● **YOUR TASK**:
Produce a word-for-word copy of the data that follows, excluding images.

━━━━━ PROVIDED MATERIAL ━━━━━

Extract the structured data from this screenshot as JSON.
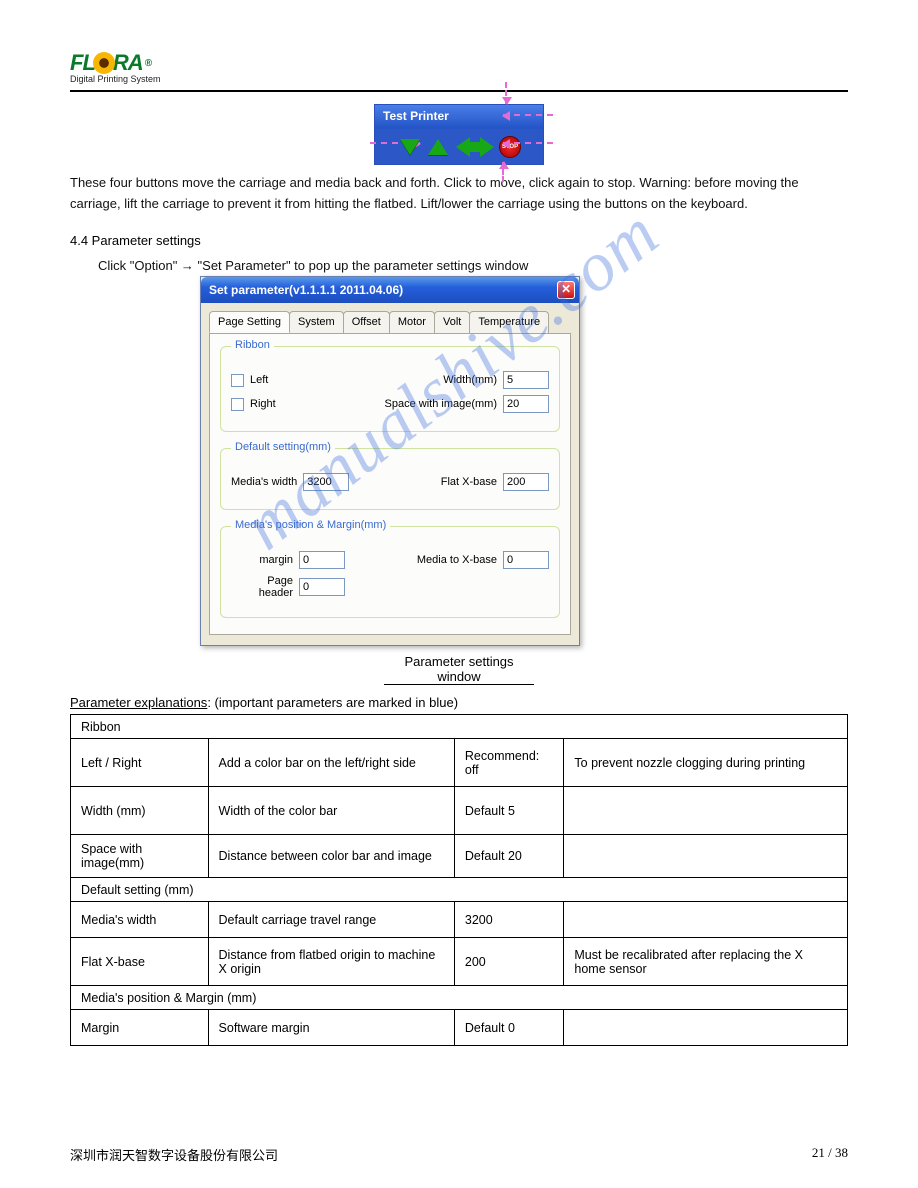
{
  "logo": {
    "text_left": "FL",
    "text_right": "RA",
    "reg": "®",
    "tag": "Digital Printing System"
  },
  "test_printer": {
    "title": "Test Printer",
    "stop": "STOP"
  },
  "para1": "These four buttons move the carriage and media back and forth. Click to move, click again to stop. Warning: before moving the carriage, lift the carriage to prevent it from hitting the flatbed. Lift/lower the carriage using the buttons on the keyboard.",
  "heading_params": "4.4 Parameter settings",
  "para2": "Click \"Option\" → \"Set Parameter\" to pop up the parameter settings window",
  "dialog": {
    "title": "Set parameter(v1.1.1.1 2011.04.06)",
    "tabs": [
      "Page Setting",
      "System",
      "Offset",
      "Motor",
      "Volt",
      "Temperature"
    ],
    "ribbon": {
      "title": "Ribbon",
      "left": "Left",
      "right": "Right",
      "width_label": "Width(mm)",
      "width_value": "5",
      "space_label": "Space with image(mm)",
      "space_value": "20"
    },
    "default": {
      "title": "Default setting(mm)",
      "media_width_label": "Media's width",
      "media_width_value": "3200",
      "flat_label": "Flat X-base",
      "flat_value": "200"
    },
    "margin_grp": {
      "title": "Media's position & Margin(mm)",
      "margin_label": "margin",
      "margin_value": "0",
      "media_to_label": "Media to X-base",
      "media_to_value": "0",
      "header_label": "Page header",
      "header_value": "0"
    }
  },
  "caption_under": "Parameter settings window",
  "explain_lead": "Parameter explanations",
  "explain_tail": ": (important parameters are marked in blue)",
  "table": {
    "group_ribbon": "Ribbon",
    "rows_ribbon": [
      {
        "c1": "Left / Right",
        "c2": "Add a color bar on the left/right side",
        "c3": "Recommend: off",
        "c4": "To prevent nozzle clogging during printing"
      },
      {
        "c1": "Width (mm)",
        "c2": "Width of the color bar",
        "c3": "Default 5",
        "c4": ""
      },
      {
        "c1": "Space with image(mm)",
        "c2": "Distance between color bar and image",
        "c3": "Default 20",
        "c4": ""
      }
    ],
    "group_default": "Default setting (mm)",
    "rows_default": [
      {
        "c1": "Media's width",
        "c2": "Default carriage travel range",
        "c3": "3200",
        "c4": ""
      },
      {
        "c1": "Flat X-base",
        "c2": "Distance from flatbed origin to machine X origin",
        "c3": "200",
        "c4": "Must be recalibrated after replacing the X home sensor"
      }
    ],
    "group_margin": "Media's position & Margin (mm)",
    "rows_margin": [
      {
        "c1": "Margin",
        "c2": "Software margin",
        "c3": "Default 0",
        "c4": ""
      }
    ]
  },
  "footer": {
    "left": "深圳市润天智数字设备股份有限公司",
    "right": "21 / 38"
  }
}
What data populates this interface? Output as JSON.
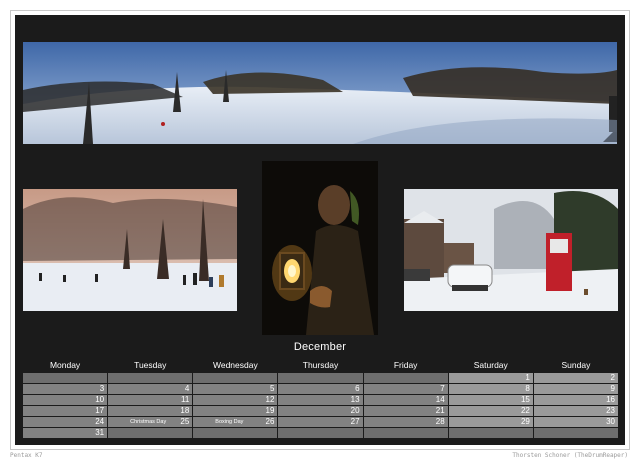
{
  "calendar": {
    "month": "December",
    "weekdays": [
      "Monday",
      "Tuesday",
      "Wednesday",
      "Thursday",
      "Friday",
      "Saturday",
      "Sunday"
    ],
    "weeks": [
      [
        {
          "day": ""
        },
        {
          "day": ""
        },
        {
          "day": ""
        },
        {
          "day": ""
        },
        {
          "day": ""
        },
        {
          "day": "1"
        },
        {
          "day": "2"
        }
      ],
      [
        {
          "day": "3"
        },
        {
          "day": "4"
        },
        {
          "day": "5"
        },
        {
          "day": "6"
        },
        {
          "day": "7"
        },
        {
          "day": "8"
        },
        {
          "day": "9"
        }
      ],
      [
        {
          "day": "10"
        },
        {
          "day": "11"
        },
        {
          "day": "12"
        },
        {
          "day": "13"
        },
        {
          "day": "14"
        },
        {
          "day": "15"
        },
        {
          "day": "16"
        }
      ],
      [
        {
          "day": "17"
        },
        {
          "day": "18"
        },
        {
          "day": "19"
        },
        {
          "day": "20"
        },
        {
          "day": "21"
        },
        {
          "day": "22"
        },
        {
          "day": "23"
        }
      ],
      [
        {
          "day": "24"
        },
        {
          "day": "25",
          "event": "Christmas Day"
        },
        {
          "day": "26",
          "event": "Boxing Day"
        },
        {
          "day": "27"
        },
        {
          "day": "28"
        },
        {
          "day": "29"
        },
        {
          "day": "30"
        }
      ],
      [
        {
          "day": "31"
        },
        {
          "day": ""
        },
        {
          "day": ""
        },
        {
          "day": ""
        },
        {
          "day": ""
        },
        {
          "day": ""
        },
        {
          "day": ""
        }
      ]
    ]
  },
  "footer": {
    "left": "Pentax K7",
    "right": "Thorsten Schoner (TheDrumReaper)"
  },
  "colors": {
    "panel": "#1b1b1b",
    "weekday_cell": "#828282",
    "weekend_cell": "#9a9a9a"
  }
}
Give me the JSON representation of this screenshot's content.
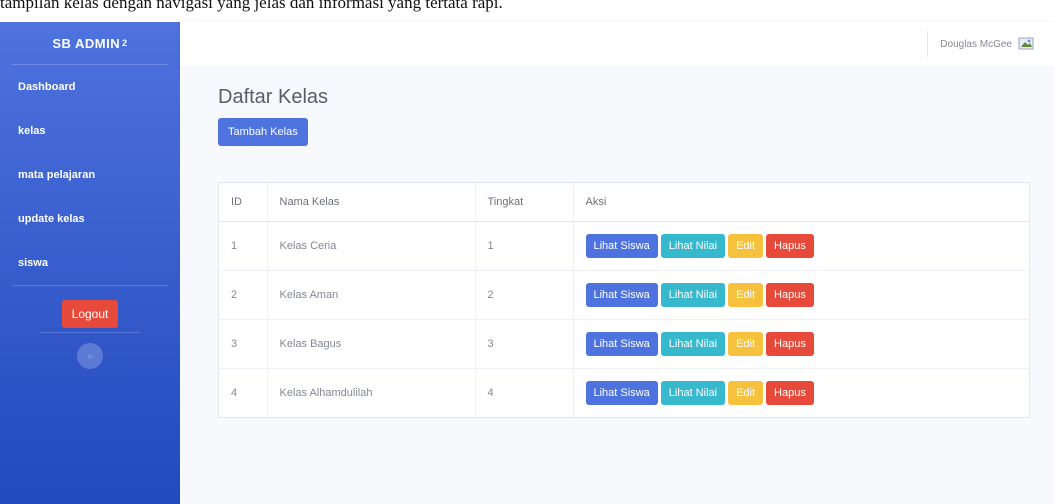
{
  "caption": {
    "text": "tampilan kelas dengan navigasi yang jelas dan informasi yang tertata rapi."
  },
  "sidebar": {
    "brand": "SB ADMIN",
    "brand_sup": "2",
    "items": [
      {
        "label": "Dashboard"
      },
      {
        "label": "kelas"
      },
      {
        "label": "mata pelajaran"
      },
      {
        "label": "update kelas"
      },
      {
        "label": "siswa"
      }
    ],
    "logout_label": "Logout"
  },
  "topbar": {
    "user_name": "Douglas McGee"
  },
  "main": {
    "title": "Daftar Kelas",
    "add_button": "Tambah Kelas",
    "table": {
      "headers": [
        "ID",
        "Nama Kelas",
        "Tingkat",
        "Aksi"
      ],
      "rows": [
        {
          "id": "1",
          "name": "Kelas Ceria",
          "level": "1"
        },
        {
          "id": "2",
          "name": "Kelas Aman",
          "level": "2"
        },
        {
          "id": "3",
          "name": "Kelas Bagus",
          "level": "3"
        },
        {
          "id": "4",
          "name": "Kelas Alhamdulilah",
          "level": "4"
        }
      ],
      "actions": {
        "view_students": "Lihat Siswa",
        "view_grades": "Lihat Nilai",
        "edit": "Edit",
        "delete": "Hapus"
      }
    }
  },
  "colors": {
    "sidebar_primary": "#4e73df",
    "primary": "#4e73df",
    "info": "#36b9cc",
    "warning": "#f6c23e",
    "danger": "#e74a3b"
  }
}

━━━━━

● **FINISHED TASK**:
Extract the structured data from this screenshot as JSON.
{
  "logo": {
    "text_left": "FL",
    "text_right": "RA",
    "reg": "®",
    "tag": "Digital Printing System"
  },
  "test_printer": {
    "title": "Test Printer",
    "stop": "STOP"
  },
  "para1": "These four buttons move the carriage and media back and forth. Click to move, click again to stop. Warning: before moving the carriage, lift the carriage to prevent it from hitting the flatbed. Lift/lower the carriage using the buttons on the keyboard.",
  "heading_params": "4.4 Parameter settings",
  "para2": "Click \"Option\" → \"Set Parameter\" to pop up the parameter settings window",
  "dialog": {
    "title": "Set parameter(v1.1.1.1 2011.04.06)",
    "tabs": [
      "Page Setting",
      "System",
      "Offset",
      "Motor",
      "Volt",
      "Temperature"
    ],
    "ribbon": {
      "title": "Ribbon",
      "left": "Left",
      "right": "Right",
      "width_label": "Width(mm)",
      "width_value": "5",
      "space_label": "Space with image(mm)",
      "space_value": "20"
    },
    "default": {
      "title": "Default setting(mm)",
      "media_width_label": "Media's width",
      "media_width_value": "3200",
      "flat_label": "Flat X-base",
      "flat_value": "200"
    },
    "margin_grp": {
      "title": "Media's position & Margin(mm)",
      "margin_label": "margin",
      "margin_value": "0",
      "media_to_label": "Media to X-base",
      "media_to_value": "0",
      "header_label": "Page header",
      "header_value": "0"
    }
  },
  "caption_under": "Parameter settings window",
  "explain_lead": "Parameter explanations",
  "explain_tail": ": (important parameters are marked in blue)",
  "table": {
    "group_ribbon": "Ribbon",
    "rows_ribbon": [
      {
        "c1": "Left / Right",
        "c2": "Add a color bar on the left/right side",
        "c3": "Recommend: off",
        "c4": "To prevent nozzle clogging during printing"
      },
      {
        "c1": "Width (mm)",
        "c2": "Width of the color bar",
        "c3": "Default 5",
        "c4": ""
      },
      {
        "c1": "Space with image(mm)",
        "c2": "Distance between color bar and image",
        "c3": "Default 20",
        "c4": ""
      }
    ],
    "group_default": "Default setting (mm)",
    "rows_default": [
      {
        "c1": "Media's width",
        "c2": "Default carriage travel range",
        "c3": "3200",
        "c4": ""
      },
      {
        "c1": "Flat X-base",
        "c2": "Distance from flatbed origin to machine X origin",
        "c3": "200",
        "c4": "Must be recalibrated after replacing the X home sensor"
      }
    ],
    "group_margin": "Media's position & Margin (mm)",
    "rows_margin": [
      {
        "c1": "Margin",
        "c2": "Software margin",
        "c3": "Default 0",
        "c4": ""
      }
    ]
  },
  "footer": {
    "left": "深圳市润天智数字设备股份有限公司",
    "right": "21 / 38"
  }
}
What data populates this interface? Output as JSON.
{
  "calendar": {
    "month": "December",
    "weekdays": [
      "Monday",
      "Tuesday",
      "Wednesday",
      "Thursday",
      "Friday",
      "Saturday",
      "Sunday"
    ],
    "weeks": [
      [
        {
          "day": ""
        },
        {
          "day": ""
        },
        {
          "day": ""
        },
        {
          "day": ""
        },
        {
          "day": ""
        },
        {
          "day": "1"
        },
        {
          "day": "2"
        }
      ],
      [
        {
          "day": "3"
        },
        {
          "day": "4"
        },
        {
          "day": "5"
        },
        {
          "day": "6"
        },
        {
          "day": "7"
        },
        {
          "day": "8"
        },
        {
          "day": "9"
        }
      ],
      [
        {
          "day": "10"
        },
        {
          "day": "11"
        },
        {
          "day": "12"
        },
        {
          "day": "13"
        },
        {
          "day": "14"
        },
        {
          "day": "15"
        },
        {
          "day": "16"
        }
      ],
      [
        {
          "day": "17"
        },
        {
          "day": "18"
        },
        {
          "day": "19"
        },
        {
          "day": "20"
        },
        {
          "day": "21"
        },
        {
          "day": "22"
        },
        {
          "day": "23"
        }
      ],
      [
        {
          "day": "24"
        },
        {
          "day": "25",
          "event": "Christmas Day"
        },
        {
          "day": "26",
          "event": "Boxing Day"
        },
        {
          "day": "27"
        },
        {
          "day": "28"
        },
        {
          "day": "29"
        },
        {
          "day": "30"
        }
      ],
      [
        {
          "day": "31"
        },
        {
          "day": ""
        },
        {
          "day": ""
        },
        {
          "day": ""
        },
        {
          "day": ""
        },
        {
          "day": ""
        },
        {
          "day": ""
        }
      ]
    ]
  },
  "footer": {
    "left": "Pentax K7",
    "right": "Thorsten Schoner (TheDrumReaper)"
  },
  "colors": {
    "panel": "#1b1b1b",
    "weekday_cell": "#828282",
    "weekend_cell": "#9a9a9a"
  }
}
Give me the JSON representation of this screenshot's content.
{
  "caption": {
    "text": "tampilan kelas dengan navigasi yang jelas dan informasi yang tertata rapi."
  },
  "sidebar": {
    "brand": "SB ADMIN",
    "brand_sup": "2",
    "items": [
      {
        "label": "Dashboard"
      },
      {
        "label": "kelas"
      },
      {
        "label": "mata pelajaran"
      },
      {
        "label": "update kelas"
      },
      {
        "label": "siswa"
      }
    ],
    "logout_label": "Logout"
  },
  "topbar": {
    "user_name": "Douglas McGee"
  },
  "main": {
    "title": "Daftar Kelas",
    "add_button": "Tambah Kelas",
    "table": {
      "headers": [
        "ID",
        "Nama Kelas",
        "Tingkat",
        "Aksi"
      ],
      "rows": [
        {
          "id": "1",
          "name": "Kelas Ceria",
          "level": "1"
        },
        {
          "id": "2",
          "name": "Kelas Aman",
          "level": "2"
        },
        {
          "id": "3",
          "name": "Kelas Bagus",
          "level": "3"
        },
        {
          "id": "4",
          "name": "Kelas Alhamdulilah",
          "level": "4"
        }
      ],
      "actions": {
        "view_students": "Lihat Siswa",
        "view_grades": "Lihat Nilai",
        "edit": "Edit",
        "delete": "Hapus"
      }
    }
  },
  "colors": {
    "sidebar_primary": "#4e73df",
    "primary": "#4e73df",
    "info": "#36b9cc",
    "warning": "#f6c23e",
    "danger": "#e74a3b"
  }
}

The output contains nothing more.